When prepping for a college interview, always remember to prep specific questions. The interviewer will expect you to ask some questions about the school, what life is like there and talk about why you want to go there. Prep some solid questions with answers that you can’t find on the website. This shows your enthusiasm for the school and will help you find the right college for you.
Jim Beard, BoxGenie
Be True to Yourself
Preparing for an important college interview can feel extremely overwhelming, so it’s important to take the time to feel confident in your potential answers! Instead of focusing on what you think will be the “right” answer or the answer that will impress your interviewer, stay focused on your true passions and desires for your future education and careers. Answering in an authentic way will be much more beneficial than trying to impress interviewers who have already heard it all!
Brandon Brown, Grin
Although college admissions interviews are usually pretty informal, it’s better to dress up than dress down! Put on clothes you would wear for a formal job interview: stylish, comfortable, and sure to leave a good first impression. If you are going to attend the admissions interview in person (for example, rather than via Skype), make sure you know exactly where you are going and how long it will take to get there and allow plenty of time. Take a deep breath and smile! Even if you feel scared inside, force yourself to smile — it will make you feel better and show the interviewer that you are excited about this opportunity.
Abby Ha, WellPCB
Have an Actual Conversation
It is normal to get nervous during a college interview, but you shouldn’t let yourself get too caught up with it. Sometimes, you just need to loosen up and remember that an interview is essentially a conversation with another human being. The interviewer is not necessarily scrutinizing everything about you, so establish rapport and make yourself relatable. One way to do this is by expressing a widely accepted or non-controversial opinion on a topic that may be related to an interview question. For example, if the college you are applying to has a well-known sports program and the question pertains to your interests, you can establish rapport by talking about your interest in the sport, your knowledge of their sports team or program, and a commonly-held opinion about, say, the team’s recent performance.

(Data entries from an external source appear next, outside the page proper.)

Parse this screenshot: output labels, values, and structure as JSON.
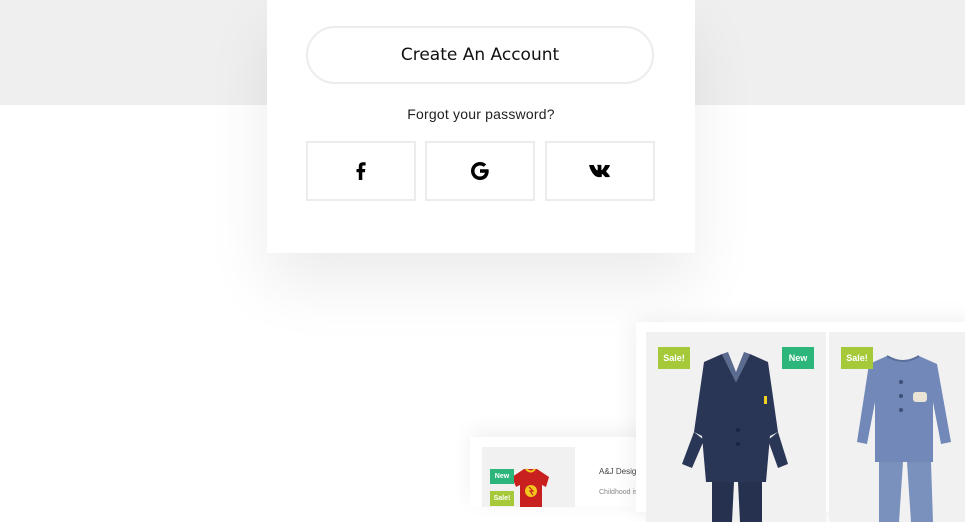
{
  "login": {
    "create_account_label": "Create An Account",
    "forgot_password_label": "Forgot your password?",
    "social": [
      {
        "name": "facebook",
        "icon": "facebook-icon"
      },
      {
        "name": "google",
        "icon": "google-icon"
      },
      {
        "name": "vk",
        "icon": "vk-icon"
      }
    ]
  },
  "preview": {
    "small_card": {
      "badge_new": "New",
      "badge_sale": "Sale!",
      "title": "A&J Desig",
      "desc": "Childhood is"
    },
    "products": [
      {
        "badges": [
          "Sale!",
          "New"
        ],
        "image": "navy-kids-suit"
      },
      {
        "badges": [
          "Sale!"
        ],
        "image": "blue-baby-set"
      }
    ]
  },
  "colors": {
    "band": "#efefef",
    "badge_new": "#2db67c",
    "badge_sale": "#a6c93a"
  }
}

Jacob Villa, School Authority
Practice With a Mock Interview
A college interview will often include questions about academic performance and extracurricular activities. A high school student can ask friends or family to help them conduct a mock interview. This gives them a chance to practice so that they’ll be well-prepared for any questions they might be asked.
Adrian Cole, HIDE
Demonstrate Your Growth
The admissions interview is a way for you to showcase your personality apart from impressive GPAs, test scores, and other scholastic achievements. At my company, a globally recognized education consulting company specializing in college application strategy, we believe that it is important to demonstrate growth in your answers. All of the admission’s officers see student achievements on the applications. Interviewers appreciate the stories behind the achievements — the obstacles you faced, how you grew, and what you learned and applied in your life. This shows maturity and college readiness and will definitely make you stand out from the rest of the applicants. Be passionate and elaborate when giving your answers. Giving one-word or even one-sentence answers won’t cut it. The best way for you to show your proficiency in communication is to give detailed, relevant, and thoughtful answers.
Josephine Sulayao, Cardinal Education
Don’t Memorize Answers
There are many web pages with the most common college interview questions. Do not memorize them, do not only practice answers to these questions. Recruiters conduct thousands of interviews and do not want to hear the same answers repeatedly. As you prepare for your college interview, ask someone to interview you, relying on internet questions. Make your responses spontaneous, unlearned. You have been invited to an interview; recruiters want to know the real you and not listen to learned answers.
Maciej Kubiak, PhotoAiD